This is an advanced interdisciplinary course for juniors and seniors who are interested in exploring the interrelated worlds of the visual and written arts. Students combine their own words and art to make one-of-a-kind or small-edition books. Writing focuses on the imagery and form of poetry, the narrative qualities of personal essay, and the development of character through short story. Authors studied may include Annie Dillard, Sandra Cisneros, and a wide variety of poets. Writing includes extensive drafting and revision work. Students are also introduced to the work of several artists who combine word and image, while learning a variety of book-binding structures. Students may use techniques such as drawing, painting, digital imaging, photography, collage, and printmaking. Students are asked to bring self-motivation, creativity, and enthusiasm for problem-solving to this class. This is the equivalent of two courses and meets as frequently. Prerequisites: Foundations of Art and a second studio art course. Completion of Essay Writing or Writers Workshop is encouraged.

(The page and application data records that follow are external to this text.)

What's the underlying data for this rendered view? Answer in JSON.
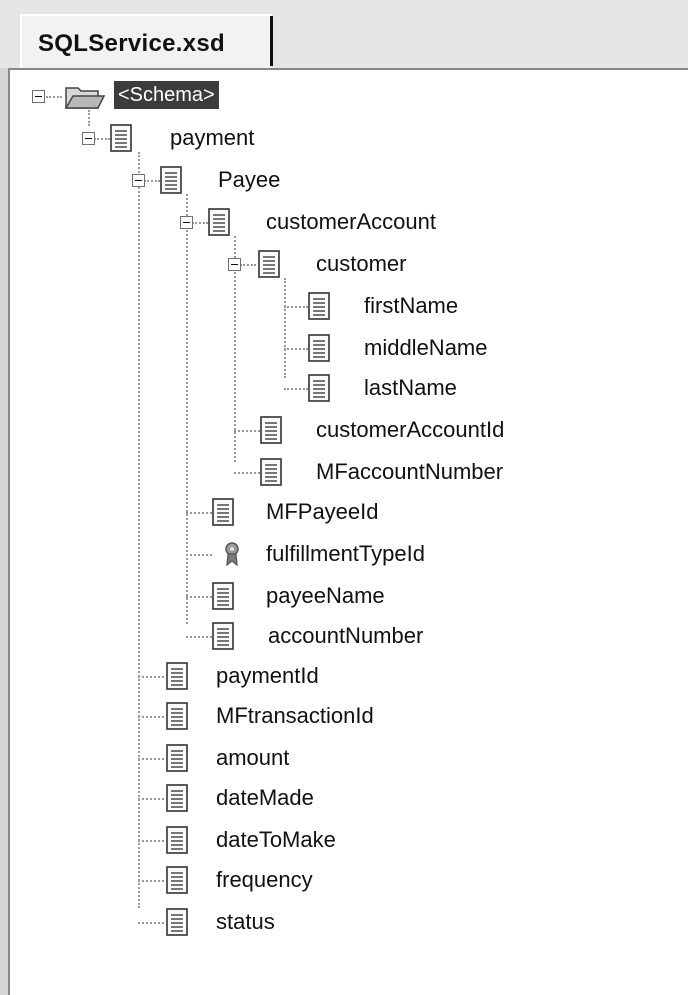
{
  "tab": {
    "title": "SQLService.xsd"
  },
  "tree": {
    "root_label": "<Schema>",
    "payment": "payment",
    "payee": "Payee",
    "customer_account": "customerAccount",
    "customer": "customer",
    "first_name": "firstName",
    "middle_name": "middleName",
    "last_name": "lastName",
    "customer_account_id": "customerAccountId",
    "mf_account_number": "MFaccountNumber",
    "mf_payee_id": "MFPayeeId",
    "fulfillment_type_id": "fulfillmentTypeId",
    "payee_name": "payeeName",
    "account_number": "accountNumber",
    "payment_id": "paymentId",
    "mf_transaction_id": "MFtransactionId",
    "amount": "amount",
    "date_made": "dateMade",
    "date_to_make": "dateToMake",
    "frequency": "frequency",
    "status": "status"
  },
  "icons": {
    "root": "folder-open-icon",
    "element": "document-icon",
    "key": "key-icon",
    "expander": "collapse-minus-icon"
  }
}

This course is an opportunity for in-depth study of the works of acknowledged greats in English and translated literature through some of their shorter texts: short stories, short novels, and novellas. Many of these works were among the last creations of these writers, who refined their talents into these small gems of distinction. Close passage analysis and attention to the subtler aspects of the works will be a key feature of this course. Writings may include: One Day in the Life of Ivan Denisovich, Alexander Solzhenitsyn; Turn of the Screw, Henry James; Love in a Fallen City, Eileen Chang; Gigi, Colette; The Metamorphosis, Kafka; and The Wall, Jean-Paul Sartre.
“A poem should not mean but be,” writes American poet Archibald MacLeish. Designed to give students experience in reading, writing, listening to, and analyzing a range of poems, this course examines poetry from a variety of time periods and countries. Each student writes, revises, and polishes a small chapter book of personal work and presents a reading at the end of the course. This class is conducted as a workshop. Reading of student work and assigned poems occurs daily; constructive criticism of each other’s work and memorization of poetic verse are required. Students also study poetic terminology and learn a variety of forms and techniques through application.
The goal of this workshop is to strengthen each student’s process of writing as a means of discovery and expression. Students write daily to gain practice and authority in response writing; they keep journals as a means of free writing and as a source for later papers. Readings of contemporary essays provide models of writing styles. Students are required to do extensive drafting of both personal and expository pieces, ending with final, edited drafts. A minimum of four fully-drafted essays are written during the semester. Peer and teacher reviews are integral to this process. Course readings include selections from The Norton Anthology and The Least You Should Know About English.